The Salvation Army commenced work in Loughborough Junction on 6 August 1891, (taken from a letter dated 1996 from The Salvation Army Library on Denmark Hill to an enquirer) as an outpost from the Camberwell Corps. Initially it did not have it’s own officers and was administered from Camberwell.
Though this extract from the War Cry dated 21 June 1890 suggests it was active in Loughborough Junction before the officially recorded date.
By 1892, it had received Corps status and officers appointed.
Early officers include Captain Crown and Lieutenant Jackson appointed January 1894, Warren Taylor and Lieutenant Cooper in December 1894, Dawson Ivison in March 1895, Stone Miller in November 1895, Lieutenant Partner in April 1896 and finally in this group Cory Onslow in May 1896. Ivison, Miller, Partner and Onslow were all women.
There is no record in Salvation Army Loughborough Junction Corps file (in truth, there is very little in the file) of the Hall mentioned in the above War Cry report but I assume it might well have been Loughborough Hall which seems to have been the “finest hall in the neighbourhood”. The Brixton Society in an article about Loughborough Hall state the Salvation Army used Loughborough Hall for meetings in 1904.
A further report in the War Cry dated from 23 July, 1892 rejoicing at a drunk coverting.
And this report from 17 September, 1892
Shows that there was great opposition to Salvation Army work in those days by brewers and publicans. For more reading take a look at this wikipedia article about the Skeleton Army and the Salvation Army version.
R Mudie-Smith in his statistical study of attendance at Worship across London : The Religious Life of London published by Hodder & Stoughton in 1904 , recorded average Sunday congregations at The Salvation Army services in Loughborough Hall of 73 at the morning service and 222 at the evening service.
The next information I have is the appointments of Capt Ethel Parks and Lieut Miriam Banks in 1921.
We also have the photocard of the Loughborough Junction Citadel Band in 1930, looks to be taken on the steps of the Salvation Army building on Denmark Hill.
We know who officered Loughborough Junction Corps for a few years in the early 1930’s because they were subsequently promoted to senior appointments.

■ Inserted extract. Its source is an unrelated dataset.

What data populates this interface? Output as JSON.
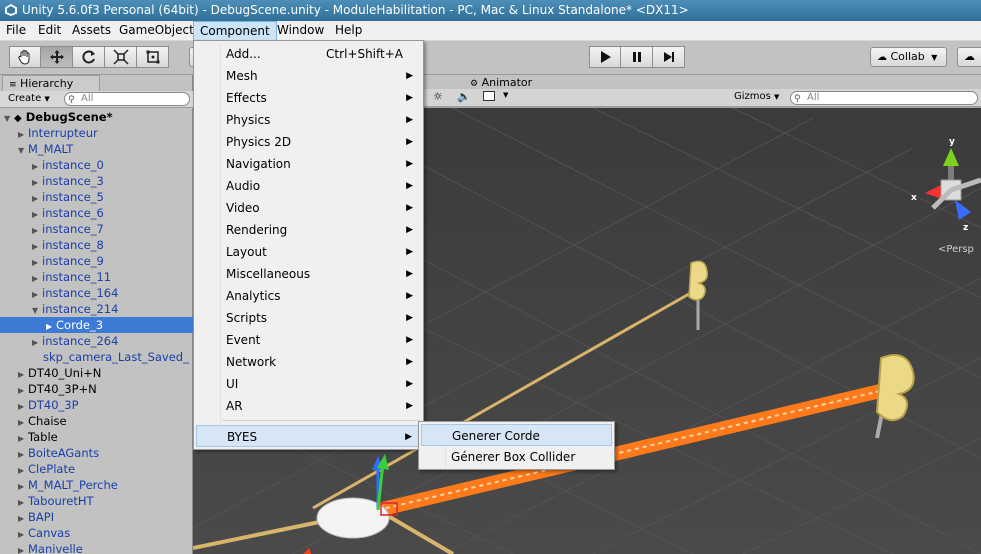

Sture Larsson was born into a Swedish Salvation Army family and married Flora Benwell, also from a Salvation Army family in 1934.
Photo taken at their wedding officiated by Henry W Mapp who was Chief of Staff in the Salvation Army from 1929-1937. Essentially the number two appointed by The General of the Salvation Army.
Sture rose to prominent position in the Army as International Secretary for Europe while Flora was a prolific author writing many articles for Salvation Army publications and books of prayer poems.
Sture and Flora’s son John Larsson became the 17th General of the Salvation Army 2002-2006.
The Salvation Army obviously felt comfortable with their position in Loughborough Junction as they applied to register for solemnizing marriages in 1937.
The London Gazette, 27 April 1937.
In the Loughborough Junction file at the Salvation Army library was this photograph of the Salvation Army Loughborough Junction hall in Wanless Road. No record of when they moved in or indeed when they left but as the above shows they were ensconced in Wanless Road in 1937.
Photo is undated. From the Salvation Army Library collection.
Here is what it looks like in 2015.
Photo: Loughborough-Junction.org blog
Another soldier of the Loughborough Junction Corps was Albert Orsborn who was General from 1946-1954. This report from the War Cry dated 31 August 1946.
Albert Orsborn spoke again at the LJ Corps in November, 1949.
And there the story stops. In the letter mentioned above, the Hall on Wanless Road is referred to as still being owned by the Salvation Army but going on to say …”although there hasn’t being any Army activities there for some time”.
As for today, it is used by a Local Christian Assembly and its Pastor Peter Chandler.
If you have any further information about the Salvation Army, Loughborough Junction Corps, I would be glad to hear from you.
My grateful thanks to all in the Salvation Army Library/Museum up on Denmark Hill who helped with my research and did some scannng and Photocopying for me.